CanGEA: What does the new federal budget mean for geothermal in Canada

Banff Upper Hot Spring, Canada (source: flickr/ Andrew Bowden, creative commons)
Alexander Richter 30 Mar 2017

With the recently published new federal budget for Canada, a remarkable milestone has been achieved. Not only recognises it the potential of geothermal for heating in Canada, it extends accelerated capital cost allowance [ACCA] to a broader range of geothermal projects and expenses.

In an article published by the Canadian Geothermal Energy Association shared its view on the recent policy changes based on a new budget released.

The March 22nd federal budget announcement on geothermal was the culmination of several years of work by CanGEA and the benefits to the industry will be immediate. The budget announced that

“Geothermal energy is one renewable energy source with the potential to reliably meet a portion of Canada’s heating and electricity generation needs, including in northern and remote communities, where reliance on fossil fuels remains high.

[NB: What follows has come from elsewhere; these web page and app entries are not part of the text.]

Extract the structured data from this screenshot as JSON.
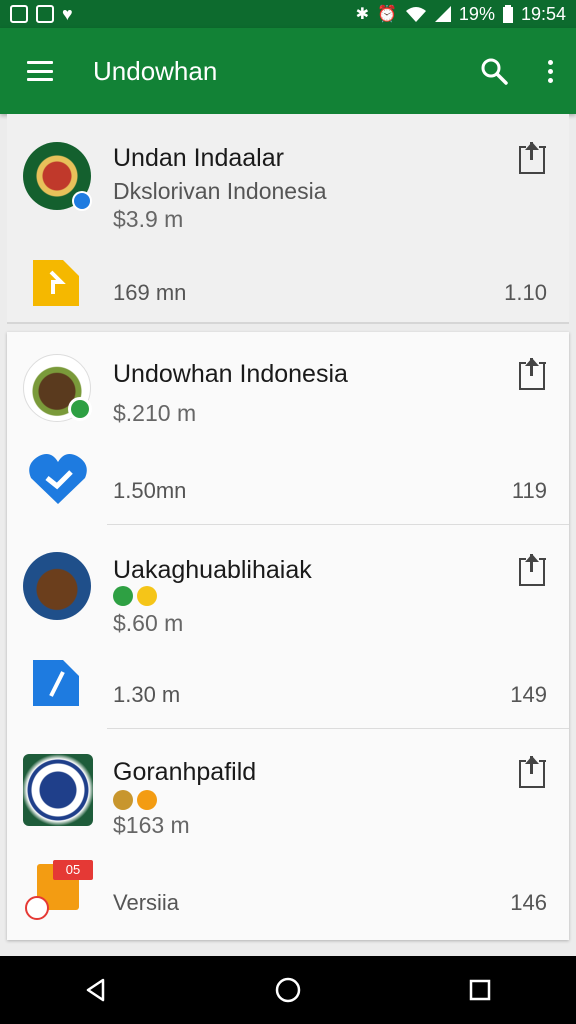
{
  "status_bar": {
    "battery": "19%",
    "time": "19:54"
  },
  "app_bar": {
    "title": "Undowhan"
  },
  "entries": [
    {
      "title": "Undan Indaalar",
      "subtitle": "Dkslorivan Indonesia",
      "amount": "$3.9 m",
      "meta": "169 mn",
      "count": "1.10",
      "avatar_icon": "emblem-icon",
      "small_icon": "download-icon"
    },
    {
      "title": "Undowhan Indonesia",
      "amount": "$.210 m",
      "meta": "1.50mn",
      "count": "119",
      "avatar_icon": "food-icon",
      "small_icon": "heart-icon"
    },
    {
      "title": "Uakaghuablihaiak",
      "amount": "$.60 m",
      "meta": "1.30 m",
      "count": "149",
      "avatar_icon": "food-icon",
      "small_icon": "document-icon"
    },
    {
      "title": "Goranhpafild",
      "amount": "$163 m",
      "meta": "Versiia",
      "count": "146",
      "avatar_icon": "seal-icon",
      "small_icon": "notes-icon",
      "badge": "05"
    }
  ],
  "colors": {
    "status_bar": "#0d6b2e",
    "app_bar": "#128236",
    "accent_yellow": "#f5b800",
    "accent_blue": "#1e7be0"
  }
}
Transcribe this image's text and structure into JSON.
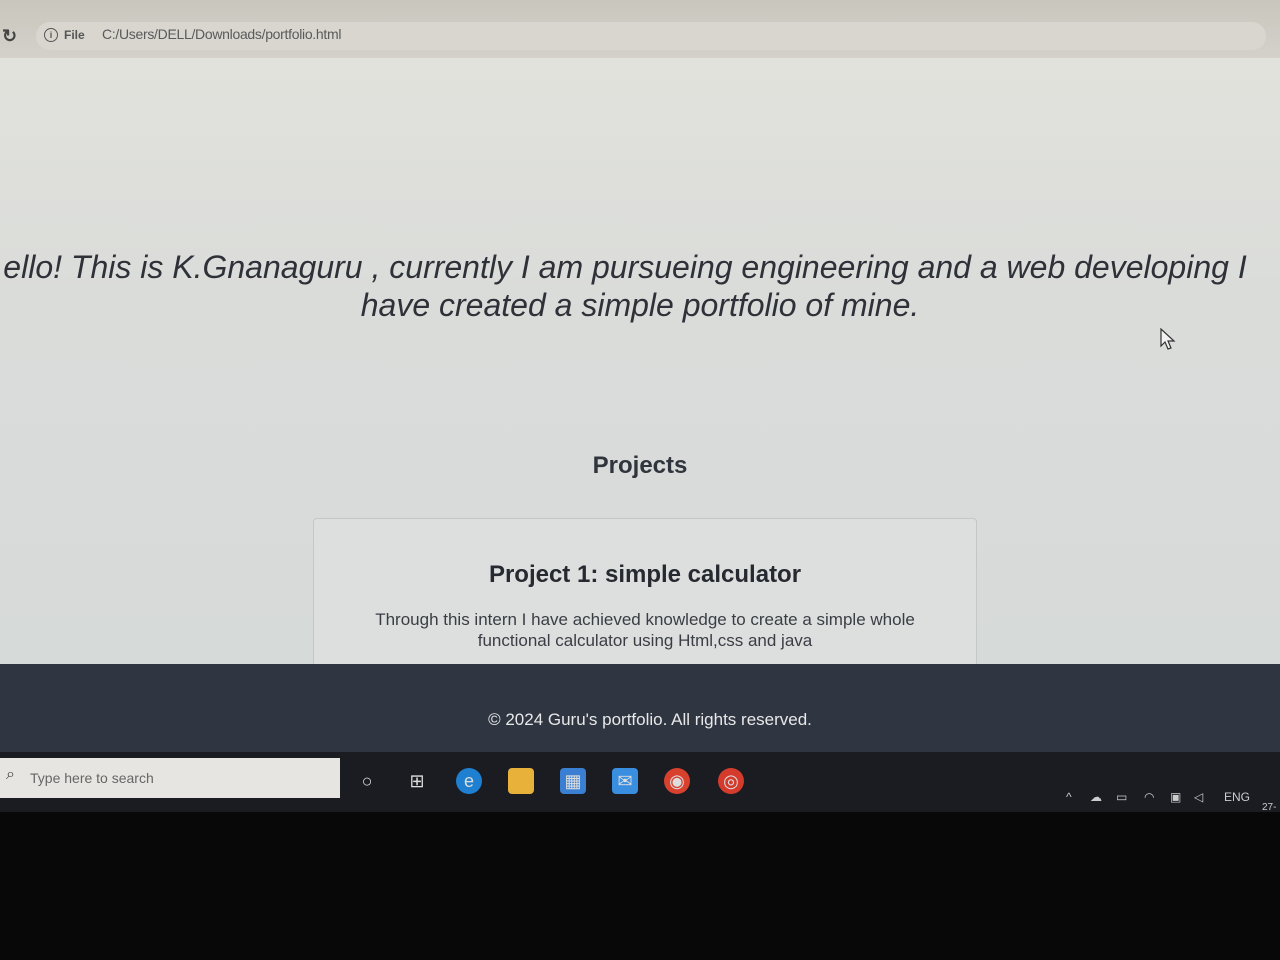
{
  "browser": {
    "chip_label": "File",
    "url": "C:/Users/DELL/Downloads/portfolio.html"
  },
  "page": {
    "intro_line1": "ello! This is K.Gnanaguru , currently I am pursueing engineering and a web developing I",
    "intro_line2": "have created a simple portfolio of mine.",
    "projects_heading": "Projects",
    "project": {
      "title": "Project 1: simple calculator",
      "description": "Through this intern I have achieved knowledge to create a simple whole functional calculator using Html,css and java"
    },
    "footer": "© 2024 Guru's portfolio. All rights reserved."
  },
  "taskbar": {
    "search_placeholder": "Type here to search",
    "language": "ENG",
    "clock_partial": "27-"
  },
  "colors": {
    "footer_bg": "#2f3642",
    "page_bg": "#dcdedc",
    "text": "#2e3138"
  }
}
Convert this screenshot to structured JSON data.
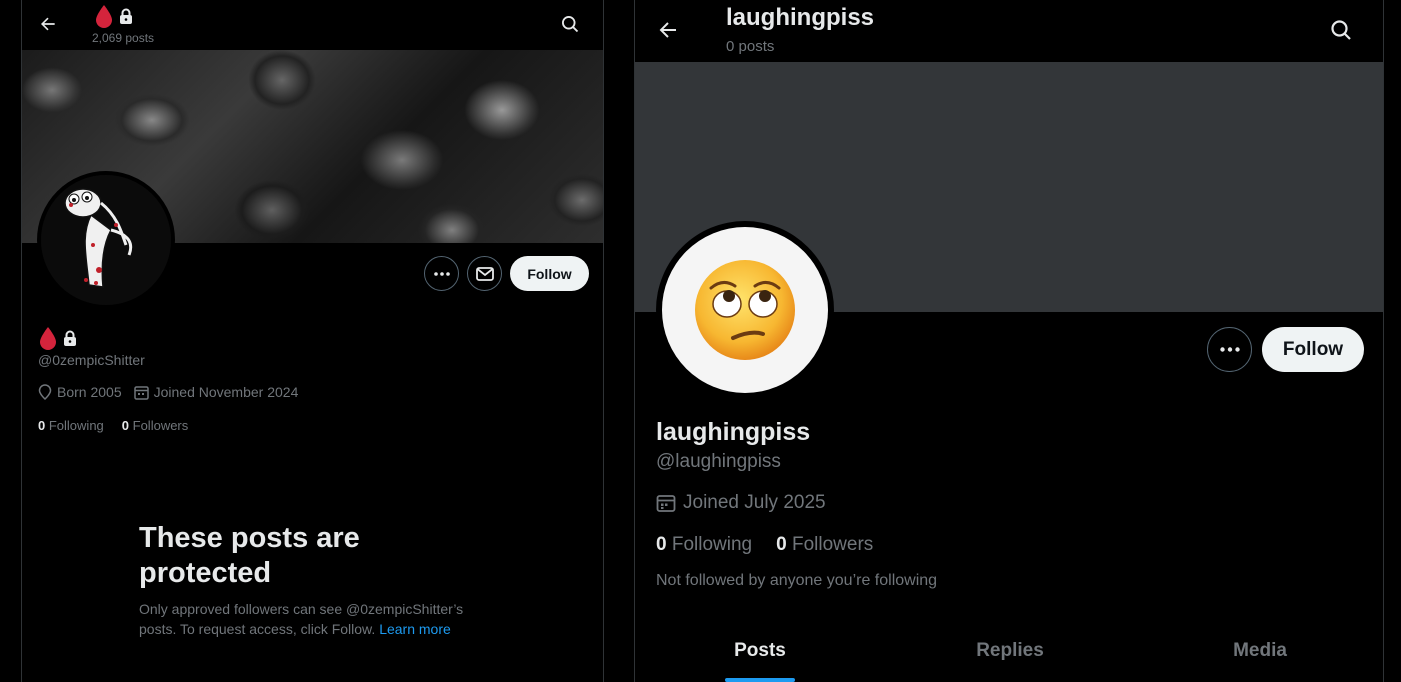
{
  "left_profile": {
    "header": {
      "post_count": "2,069 posts"
    },
    "buttons": {
      "follow_label": "Follow"
    },
    "handle": "@0zempicShitter",
    "meta": {
      "born": "Born 2005",
      "joined": "Joined November 2024"
    },
    "stats": {
      "following_count": "0",
      "following_label": "Following",
      "followers_count": "0",
      "followers_label": "Followers"
    },
    "protected": {
      "title": "These posts are protected",
      "text": "Only approved followers can see @0zempicShitter’s posts. To request access, click Follow.",
      "link": "Learn more"
    },
    "icons": [
      "back-arrow-icon",
      "blood-drop-icon",
      "lock-icon",
      "search-icon",
      "more-icon",
      "mail-icon",
      "location-icon",
      "calendar-icon"
    ]
  },
  "right_profile": {
    "header": {
      "title": "laughingpiss",
      "post_count": "0 posts"
    },
    "buttons": {
      "follow_label": "Follow"
    },
    "name": "laughingpiss",
    "handle": "@laughingpiss",
    "joined": "Joined July 2025",
    "stats": {
      "following_count": "0",
      "following_label": "Following",
      "followers_count": "0",
      "followers_label": "Followers"
    },
    "not_followed": "Not followed by anyone you’re following",
    "tabs": [
      {
        "label": "Posts",
        "active": true
      },
      {
        "label": "Replies",
        "active": false
      },
      {
        "label": "Media",
        "active": false
      }
    ],
    "icons": [
      "back-arrow-icon",
      "search-icon",
      "more-icon",
      "calendar-icon",
      "eye-roll-emoji-icon"
    ]
  },
  "colors": {
    "background": "#000000",
    "text_primary": "#e7e9ea",
    "text_secondary": "#71767b",
    "accent": "#1d9bf0",
    "follow_button": "#eff3f4",
    "banner_placeholder": "#333639",
    "blood_drop": "#d4243c"
  }
}
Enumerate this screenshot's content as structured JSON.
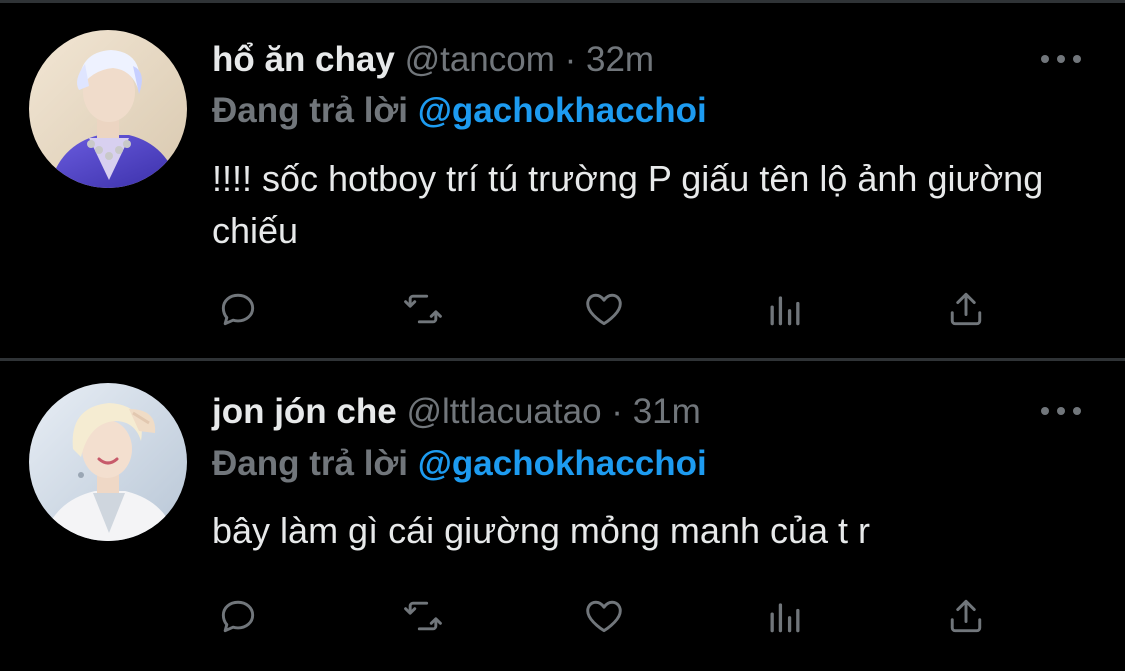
{
  "tweets": [
    {
      "display_name": "hổ ăn chay",
      "handle": "@tancom",
      "separator": "·",
      "time": "32m",
      "reply_prefix": "Đang trả lời",
      "reply_mention": "@gachokhacchoi",
      "text": "!!!! sốc hotboy trí tú trường P giấu tên lộ ảnh giường chiếu",
      "avatar_icon": "avatar-photo"
    },
    {
      "display_name": "jon jón che",
      "handle": "@lttlacuatao",
      "separator": "·",
      "time": "31m",
      "reply_prefix": "Đang trả lời",
      "reply_mention": "@gachokhacchoi",
      "text": "bây làm gì cái giường mỏng manh của t r",
      "avatar_icon": "avatar-photo"
    }
  ],
  "actions": [
    "reply-icon",
    "retweet-icon",
    "like-icon",
    "analytics-icon",
    "share-icon"
  ],
  "colors": {
    "background": "#000000",
    "divider": "#2f3336",
    "primary_text": "#e7e9ea",
    "secondary_text": "#71767b",
    "accent": "#1d9bf0"
  }
}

To encourage greater use of geothermal energy, Budget 2017 proposes to:

  • Extend accelerated capital cost allowance [ACCA] to a broader range of geothermal projects and expenses.
  • Expand the range of geothermal energy project expenses that are eligible as Canadian renewable and conservation expenses [CRCE], which can be fully deducted in the year incurred.”

The budget supplementary document laid out exactly what the above text means and it is that which I will be speaking to today.

Before March 22nd for geothermal to qualify as a renewable energy source under the Canadian Renewable Conservation Expense (CRCE) and the Accelerated Capital Cost Allowance Class 43.1/43.2 (ACCA) that energy had to be put to work for electrical generation.

The expansion of the CRCE and ACCA to include geothermal heat seems small but it is the exclusion of heat that has proven a huge challenge to the Canadian geothermal industry.  Other Canadian subsurface resource developers enjoy exploration de-risking through the Canadian Exploration Expense (CEE) and require it to gain financing.  The exploration expenses of a CEE qualifying project are tax deductible. These tax deductions reduce the risk of exploration and is one part of what is often talked about as fossil fuel subsidies; renewable energy qualifies for the CEE by being eligible for the CRCE.  Geothermal requires the same exploration de-risking to secure financing, because the energy is several kilometres below the surface, but before March 22nd geothermal did not have assured access to the CEE (via the CRCE).  The asymmetry in risk due to different levels of government industry support has made it functionally impossible to finance a geothermal development because capital has rationally favoured better secured investments.  By making all geothermal projects (heat, power and co?generation) eligible for exploration de-risking geothermal projects have a much better investment prospect.

Furthermore, and related to CRCE and CEE geothermal developers can now offer investors flow through shares(FTS). The FTS work by allowing tax deductions earned by an eligible corporation to pass to its investors. FTS are extremely important to the Canadian sub-surface resource development industries and now geothermal can offer its backers access to these attractive investments, further improving the investment potential for geothermal.

Lastly, it is just good news that Canada has recognized the value of geothermal heat and will allow geothermal to heat district heating systems. Geothermal supplied district heating systems are used around the world to provide affordable heat and offset fossil fuel use but until March 22nd such systems did not qualify as eligible renewable energy projects for favourable tax status.  District heating systems did, and they could be heated by solar, biomass etc. but not geothermal.

CanGEA was able to accomplish the geothermal policy change in the budget through the financial support of our members. We would also like to thank all the persons in the Government of Canada, including elected officials and ministerial employees, who took the time to listen to the geothermal industry and learn how the Government of Canada could support the development of renewable heat and/or power from geothermal.

Alex Kent, MSc, Policy Manager, CanGEA

Source: CanGEA

Disclaimer: the author is a board member of CanGEA … text was updated March 31, 2017 for clarification.